Frank said he would decide on the motions within 60 days, just before the Legislature reconvenes next year.
In the past, courts have not been generous to individuals who challenged their confinement, said William Mitchell College of Law Dean Eric Janus, a long-time critic of the program. But he notes that the latest lawsuit challenges the system as a whole.
"We're dealing with a different situation here, where you have a 20-year period, 700 people, and a very clearly established action by the state," said Janus, a member of a court-appointed task force that recently recommended less restrictive treatment options.
The recommendations include giving judges the option of sending sex offenders who have completed their sentences to less restrictive treatment programs instead of to prison-like treatment facilities where most are detained indefinitely.
The task force also recommends establishing a screening unit independent of the state departments of Human Services and Corrections to evaluate sex offenders who might meet the criteria for commitment every two years.
State Rep. Tina Liebling, DFL-Rochester, said she does not want Frank to impose a solution.
"What I'd really like to see the judge do, is give the Legislature a strong signal about his intentions and give us some time to respond," said Liebling, who is working on legislation to adopt the task force's recommendations. "Because it's really our job to deal with this program. We were not elected to punt on decisions like this."
Nearly all of the people in the Minnesota Sex Offender Program are held at its facilities in Moose Lake and St. Peter. Most have spent time in prison.
But others haven't. Among them is 26-year-old Craig Bolte, one of the sex offenders challenging the state's civil commitment law.

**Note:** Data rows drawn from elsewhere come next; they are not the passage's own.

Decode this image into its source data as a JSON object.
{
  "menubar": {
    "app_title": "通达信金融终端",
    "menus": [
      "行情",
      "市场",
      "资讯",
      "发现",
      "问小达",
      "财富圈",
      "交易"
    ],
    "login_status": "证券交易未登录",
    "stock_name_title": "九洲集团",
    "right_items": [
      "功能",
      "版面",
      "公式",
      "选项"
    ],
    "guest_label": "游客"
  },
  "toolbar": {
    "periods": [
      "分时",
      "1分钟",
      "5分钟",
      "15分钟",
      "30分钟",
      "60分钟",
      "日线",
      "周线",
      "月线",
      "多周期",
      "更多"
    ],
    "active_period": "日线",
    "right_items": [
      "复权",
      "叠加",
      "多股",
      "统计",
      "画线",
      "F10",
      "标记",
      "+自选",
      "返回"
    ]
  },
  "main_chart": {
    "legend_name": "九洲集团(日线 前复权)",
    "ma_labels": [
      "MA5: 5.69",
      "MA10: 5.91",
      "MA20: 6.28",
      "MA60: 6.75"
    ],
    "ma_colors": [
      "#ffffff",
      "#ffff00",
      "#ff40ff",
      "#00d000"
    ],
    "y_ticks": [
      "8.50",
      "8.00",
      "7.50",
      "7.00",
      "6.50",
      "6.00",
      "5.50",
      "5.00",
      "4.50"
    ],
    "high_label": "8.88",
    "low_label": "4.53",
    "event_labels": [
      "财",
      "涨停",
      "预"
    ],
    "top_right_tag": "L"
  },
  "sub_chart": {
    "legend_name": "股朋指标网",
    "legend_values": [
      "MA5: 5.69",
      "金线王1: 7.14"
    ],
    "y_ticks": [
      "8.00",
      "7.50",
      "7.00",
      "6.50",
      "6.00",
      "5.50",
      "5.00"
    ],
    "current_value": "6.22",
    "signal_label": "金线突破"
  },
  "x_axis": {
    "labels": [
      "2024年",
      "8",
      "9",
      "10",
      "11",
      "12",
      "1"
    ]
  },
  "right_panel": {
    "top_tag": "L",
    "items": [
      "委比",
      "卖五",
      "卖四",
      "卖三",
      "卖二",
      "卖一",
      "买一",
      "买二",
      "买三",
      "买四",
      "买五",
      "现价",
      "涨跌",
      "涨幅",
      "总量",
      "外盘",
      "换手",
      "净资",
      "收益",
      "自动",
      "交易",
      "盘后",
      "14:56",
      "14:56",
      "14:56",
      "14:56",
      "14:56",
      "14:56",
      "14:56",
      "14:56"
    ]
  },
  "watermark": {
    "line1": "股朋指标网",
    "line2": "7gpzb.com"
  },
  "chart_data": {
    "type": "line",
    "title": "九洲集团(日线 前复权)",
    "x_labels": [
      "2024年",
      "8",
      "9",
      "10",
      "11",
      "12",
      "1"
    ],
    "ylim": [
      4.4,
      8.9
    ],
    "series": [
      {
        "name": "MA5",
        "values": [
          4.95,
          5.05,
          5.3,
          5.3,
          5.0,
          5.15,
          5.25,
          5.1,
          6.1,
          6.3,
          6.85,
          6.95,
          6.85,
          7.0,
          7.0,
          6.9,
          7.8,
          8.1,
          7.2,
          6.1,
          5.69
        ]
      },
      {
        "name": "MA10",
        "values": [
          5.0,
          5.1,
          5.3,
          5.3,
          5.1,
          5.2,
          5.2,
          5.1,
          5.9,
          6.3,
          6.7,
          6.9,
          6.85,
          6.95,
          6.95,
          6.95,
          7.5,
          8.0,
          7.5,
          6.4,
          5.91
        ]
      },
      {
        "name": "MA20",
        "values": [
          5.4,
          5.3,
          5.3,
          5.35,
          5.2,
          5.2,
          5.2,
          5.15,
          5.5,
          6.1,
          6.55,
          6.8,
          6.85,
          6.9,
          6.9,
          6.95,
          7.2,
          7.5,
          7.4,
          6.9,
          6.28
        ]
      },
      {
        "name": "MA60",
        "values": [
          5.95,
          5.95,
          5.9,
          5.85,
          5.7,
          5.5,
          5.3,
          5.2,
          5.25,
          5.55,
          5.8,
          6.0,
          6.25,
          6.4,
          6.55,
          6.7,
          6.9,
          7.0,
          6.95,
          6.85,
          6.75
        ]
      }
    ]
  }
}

As a toddler, Bolte suffered sexual abuse at the hands of a relative. At age 15, he sexually abused his younger sister, according to court documents. He also propositioned an 11-year-old girl and threatened to kill her father. Bolte was sent to several juvenile treatment programs. When he was 19, a judge deemed Bolte a sexually dangerous person and sent him away for further treatment in the Minnesota Sex Offender Program.